Setting Limits at Work

A few months ago, I spoke to a friend of mine who does transactional work for a large law firm.  He was bemoaning the fact that the pace of his workload was unsustainable.  He felt like he was drinking from a fire hose.  Clients and partners were emailing him at all hours, he was spending a significant portion of his family vacations on the phone and in general, he was feeling burnt out.

Fast forward several months and the situation has changed.  My friend is still working hard; but by modifying his own behavior, he finds that he is feeling considerably less stress.

What was interesting about my discussion was that my friend had come to realize that a portion of his stress was self inflicted.  Despite the fact that he had worked for the firm for over five years and had proved himself to be reliable and hard working, he was treating every phone call and email as urgent.

In short, he was not setting limits on any requests he was receiving.

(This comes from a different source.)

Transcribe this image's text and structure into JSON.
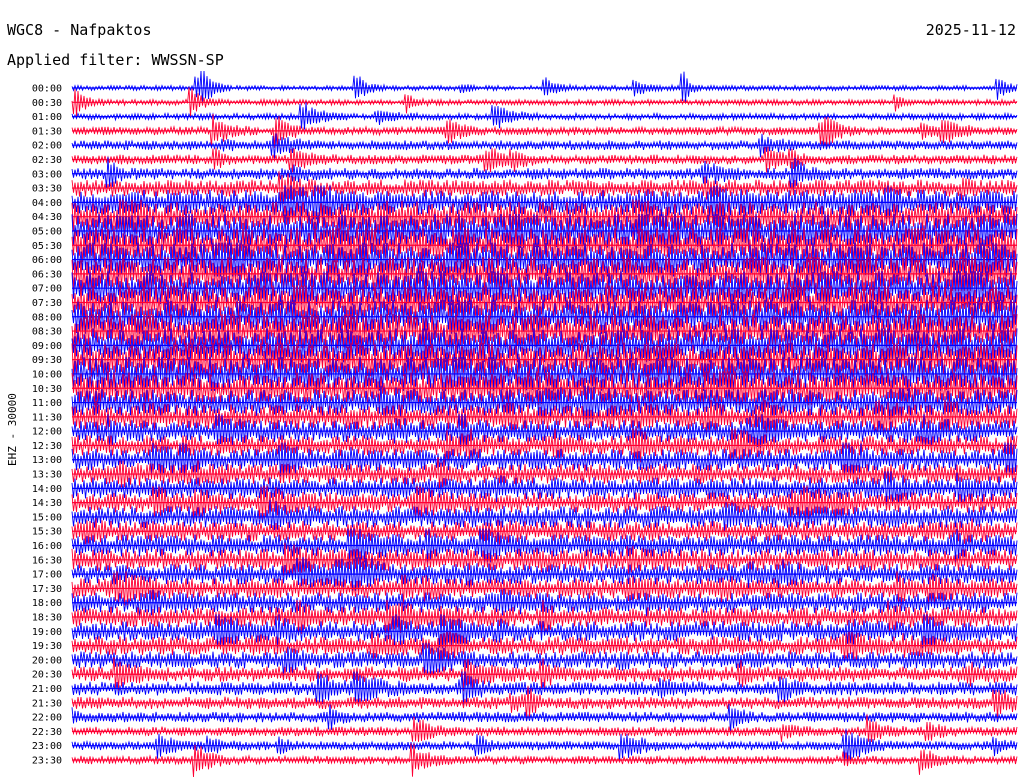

So now, he turns off his phone at 8 p.m. every night and unless he is up against a deadline, he reserves the rest of his evening to spend time with his family and pursue his personal interests.  More importantly, when he gets requests from clients at 5 p.m., he asks them when they need to hear back.  More often than not, the answer is NOT 8 a.m. the next morning.  Similarly, he asks partners when they need a response.

By turning off his phone in the evening and by asking clients and partners for REAL deadlines, this friend of mine has made a meaningful difference in his work/life balance.  He still works long hours. But now he is much more selective about what work is urgent and which matters can wait until he gets into the office the next day.  And life is much better for him.